Harness - News

Nathan Williamson sidelined by broken foot

  • Sun, 06 May 2018
  • Frank Marrion
Nathan Williamson - doesn't have as many reasons to smile at present. Photo: Race Images.

Nathan Williamson - doesn't have as many reasons to smile at present. Photo: Race Images.

Invercargill horseman Nathan Williamson is in the spelling paddock for a while after a horse stood on his foot, breaking some bones, early last week.

Williamson’s foot is in a cast for four weeks and he could be on the sidelines for up to two months.

“Your feet get stood on all the time when you’re training horses and you don’t think too much about it,” said Williamson.

“I thought it was just a bad bruise but when it wasn’t coming right by the end of last week, I thought I’d better get it look at and it turned out there were some small broken bones.”

This is the first time Williamson has been laid up by an injury and he admits it took a few days for him “to get his head around it”.

“I’ve got a good staff of four but that’s just for the mornings and I normally do the afternoons by myself.

“The wife and father-in-law have been very helpful but I’ll have to get something more organised with a lot of horses coming back into work over the winter.”

If there was any consolation, the broken foot could have happened at a much worse time.

“I was lucky in that respect because I got through Diamonds Day and I don’t have a big team in work for the winter, what with the Southland season winding down now.

“And I don’t have a horse or a drive in the Jewels at this stage.

“If something came up I could hope for a speedy recovery and look for an early clearance from the doctor.”

Williamson had drives in the three features on Diamonds Day at Ascot Park and finished third in the Southern Supremacy with stable runner Franco Santino, his best pacer at present.

Williamson has joined his best trotter Dark Horse in rehab though.

She suffered a hind suspensory ligament injury earlier this year and has had an operation.
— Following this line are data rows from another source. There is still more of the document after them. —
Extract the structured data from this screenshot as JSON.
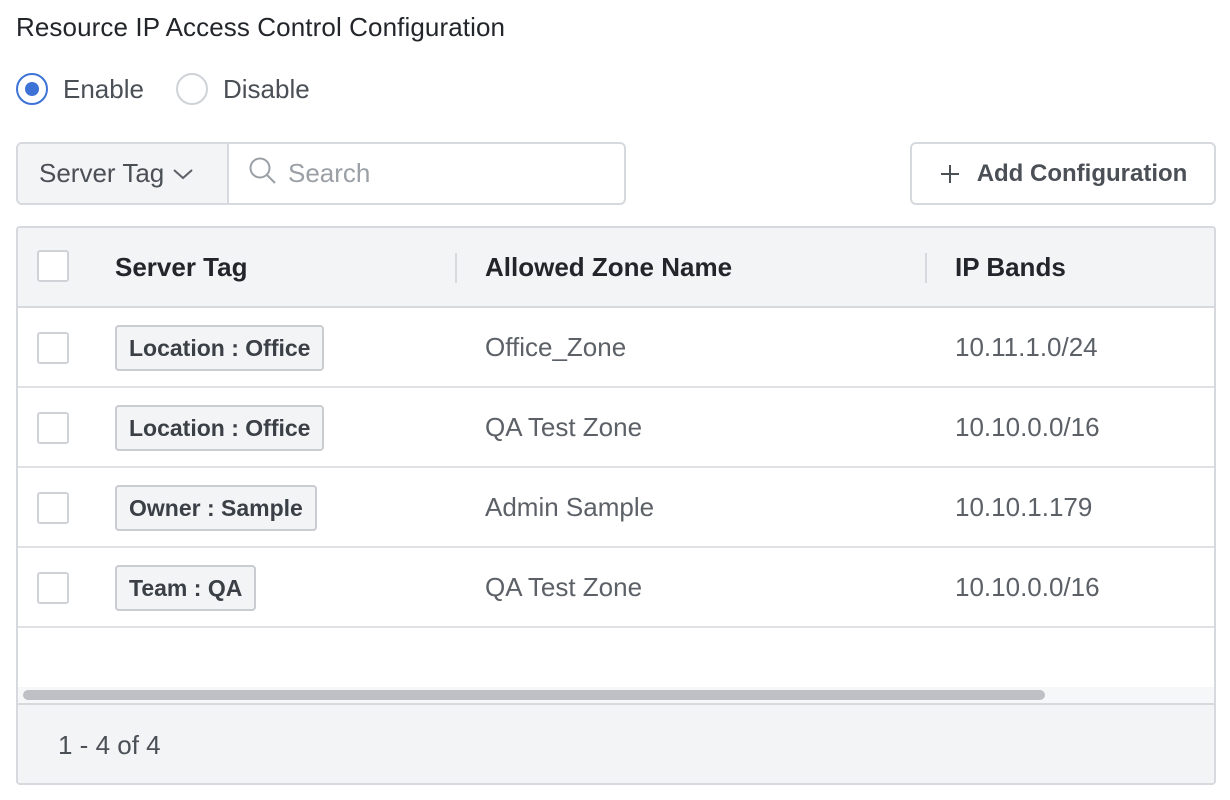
{
  "page": {
    "title": "Resource IP Access Control Configuration"
  },
  "access_control": {
    "options": [
      {
        "label": "Enable",
        "selected": true
      },
      {
        "label": "Disable",
        "selected": false
      }
    ]
  },
  "filter": {
    "field_label": "Server Tag",
    "search_placeholder": "Search",
    "search_value": ""
  },
  "toolbar": {
    "add_label": "Add Configuration"
  },
  "table": {
    "columns": [
      "Server Tag",
      "Allowed Zone Name",
      "IP Bands"
    ],
    "rows": [
      {
        "tag": "Location : Office",
        "zone": "Office_Zone",
        "ip": "10.11.1.0/24"
      },
      {
        "tag": "Location : Office",
        "zone": "QA Test Zone",
        "ip": "10.10.0.0/16"
      },
      {
        "tag": "Owner : Sample",
        "zone": "Admin Sample",
        "ip": "10.10.1.179"
      },
      {
        "tag": "Team : QA",
        "zone": "QA Test Zone",
        "ip": "10.10.0.0/16"
      }
    ]
  },
  "pagination": {
    "text": "1 - 4 of 4"
  },
  "icons": {
    "filter_chevron": "chevron-down-icon",
    "search": "search-icon",
    "add": "plus-icon"
  },
  "colors": {
    "accent": "#3d73d6",
    "border": "#d6d9dd",
    "header_bg": "#f3f4f6"
  }
}
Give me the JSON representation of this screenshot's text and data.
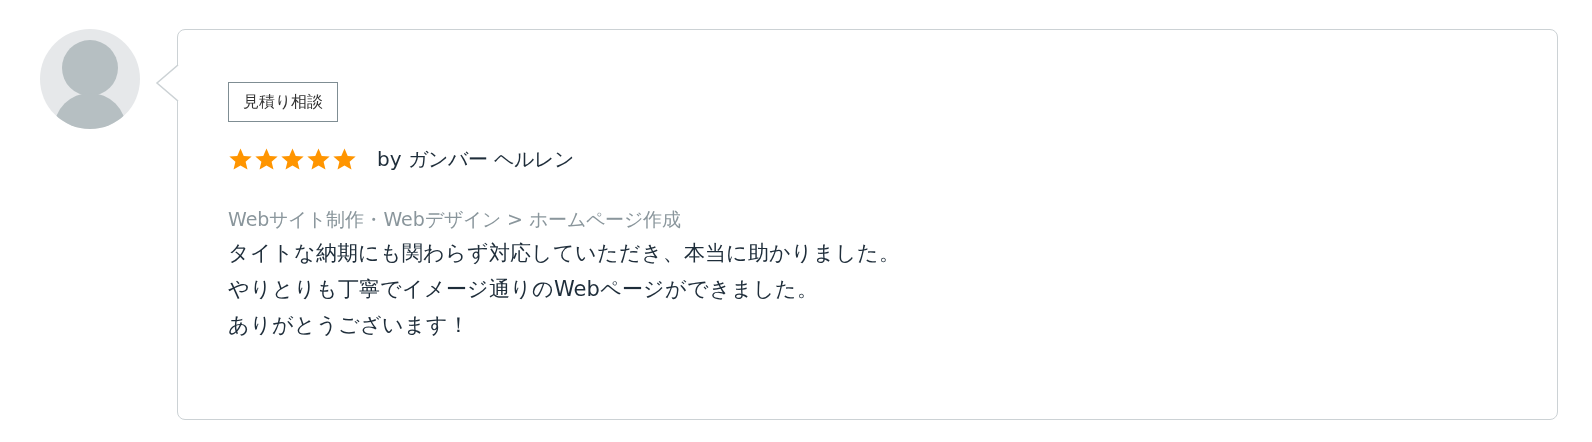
{
  "review": {
    "tag": "見積り相談",
    "stars": 5,
    "author": "by ガンバー ヘルレン",
    "category": "Webサイト制作・Webデザイン > ホームページ作成",
    "comment_lines": [
      "タイトな納期にも関わらず対応していただき、本当に助かりました。",
      "やりとりも丁寧でイメージ通りのWebページができました。",
      "ありがとうございます！"
    ]
  }
}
“She’s still being boxed and just walked daily and is three months away from jogging.

“She’s still a young mare so if we’re patient now, we should get two to three more seasons of racing with her.”